This congregation was formed by members and adherents who left the Established Church at the Disruption. In 1845 a catechist was appointed to work in Kirkoswald and the neighboring village of Maidens. That year the congregation was recognized as a preaching station. The lease of certain old properties in Kirkoswald village was purchased, and on the site thus secured, the church was built in 1849. The charge was sanctioned in 1860. A manse was erected in 1862.
Membership: 1866, 90; 1900, 148.
Source:Annals of the Free Church of Scotland, 1843–1900, ed. Rev. William Ewing, D.D., 2 vols. pub. 1914. Film #918572. More details may be given in the source, including a list of ministers.
Note: Available at the National Archives of Scotland, Edinburgh, record CH3/498.
Civil Registration Records
Government or civil registration of births, marriages, and deaths (also called statutory records) began on January 1, 1855 in Scotland. Each parish has a registrar's office and large cities have several. The records are created by the registrars and copies are sent to the General Register Office in Edinburgh. Annual indexes are then created for the records for the whole country.
See the article on Scotland Civil Registration for more information and to access the records.
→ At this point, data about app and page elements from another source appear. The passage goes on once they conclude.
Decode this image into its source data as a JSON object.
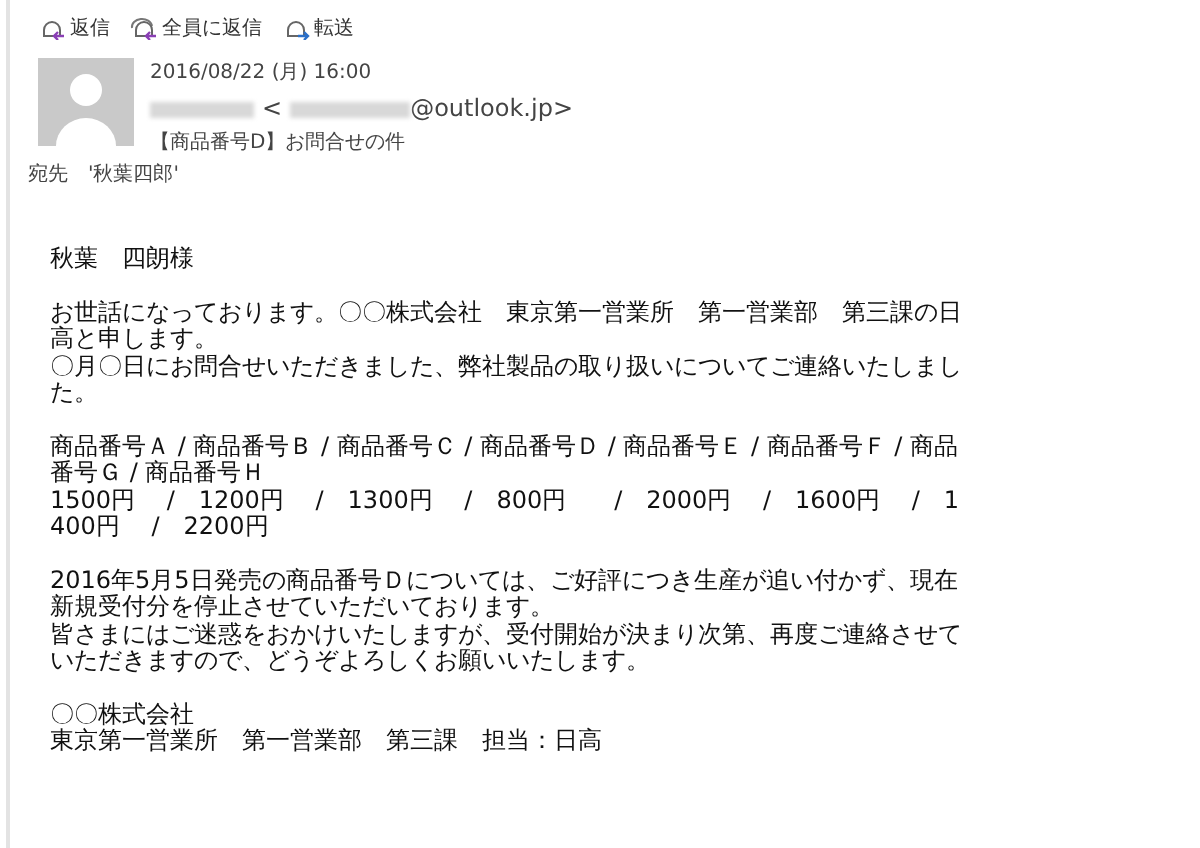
{
  "toolbar": [
    {
      "label": "返信",
      "kind": "reply"
    },
    {
      "label": "全員に返信",
      "kind": "reply-all"
    },
    {
      "label": "転送",
      "kind": "forward"
    }
  ],
  "header": {
    "date": "2016/08/22 (月) 16:00",
    "sender_open": "<",
    "sender_domain": "@outlook.jp>",
    "subject": "【商品番号D】お問合せの件",
    "to_label": "宛先",
    "to": "'秋葉四郎'"
  },
  "body": [
    [
      "秋葉　四朗様"
    ],
    [
      "お世話になっております。〇〇株式会社　東京第一営業所　第一営業部　第三課の日高と申します。",
      "〇月〇日にお問合せいただきました、弊社製品の取り扱いについてご連絡いたしました。"
    ],
    [
      "商品番号Ａ / 商品番号Ｂ / 商品番号Ｃ / 商品番号Ｄ / 商品番号Ｅ / 商品番号Ｆ / 商品番号Ｇ / 商品番号Ｈ",
      "1500円　 /　1200円　 /　1300円　 /　800円　　/　2000円　 /　1600円　 /　1400円　 /　2200円"
    ],
    [
      "2016年5月5日発売の商品番号Ｄについては、ご好評につき生産が追い付かず、現在新規受付分を停止させていただいております。",
      "皆さまにはご迷惑をおかけいたしますが、受付開始が決まり次第、再度ご連絡させていただきますので、どうぞよろしくお願いいたします。"
    ],
    [
      "〇〇株式会社",
      "東京第一営業所　第一営業部　第三課　担当：日高"
    ]
  ]
}
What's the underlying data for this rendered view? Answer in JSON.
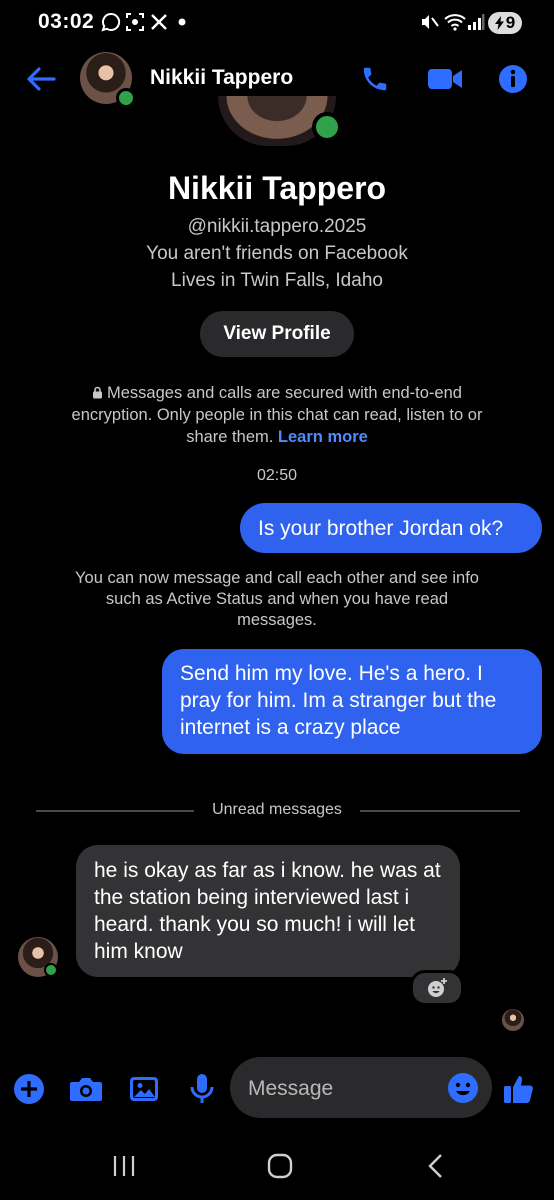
{
  "status_bar": {
    "time": "03:02",
    "battery": "9"
  },
  "header": {
    "contact_name": "Nikkii Tappero"
  },
  "profile": {
    "name": "Nikkii Tappero",
    "username": "@nikkii.tappero.2025",
    "friend_status": "You aren't friends on Facebook",
    "location": "Lives in Twin Falls, Idaho",
    "view_profile_label": "View Profile"
  },
  "encryption": {
    "text": "Messages and calls are secured with end-to-end encryption. Only people in this chat can read, listen to or share them.",
    "learn_more": "Learn more"
  },
  "conversation": {
    "timestamp": "02:50",
    "messages": [
      {
        "direction": "outgoing",
        "text": "Is your brother Jordan ok?"
      },
      {
        "direction": "system",
        "text": "You can now message and call each other and see info such as Active Status and when you have read messages."
      },
      {
        "direction": "outgoing",
        "text": "Send him my love. He's a hero. I pray for him. Im a stranger but the internet is a crazy place"
      },
      {
        "direction": "incoming",
        "text": "he is okay as far as i know. he was at the station being interviewed last i heard. thank you so much! i will let him know"
      }
    ],
    "unread_label": "Unread messages"
  },
  "composer": {
    "placeholder": "Message"
  },
  "colors": {
    "accent": "#2e62ef",
    "link": "#4f8cff",
    "online": "#31a24c",
    "incoming_bubble": "#333335"
  }
}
Kirkoswald was under the probate jurisdiction of the Commissary Court of Glasgow until 1823, and since then has been under the Sheriff's Court of Ayr. Probate records for 1513- 1901 are indexed online at www.scotlandspeople.gov.uk. You must register on the website but use of the index to probate records, called 'Wills & Testaments,' is free. You may then purchase a copy of the document or, if the document is before 1823, it will be on microfilm at the Family History Library. To find the microfilm numbers, search in the library catalog for the 'Place-names' of Ayr and the subject of 'Probate records.' Then click on the link to the records of the Commissariat of Glasgow.
The library also has some post-1823 probate records for Ayr. Look in the library catalog for the 'Place-names' of Ayr and the subjects of 'Probate Records' and 'Probate Records - Indexes.'
Read more about Scotland Probate Records.
Return to the Ayrshire Parish List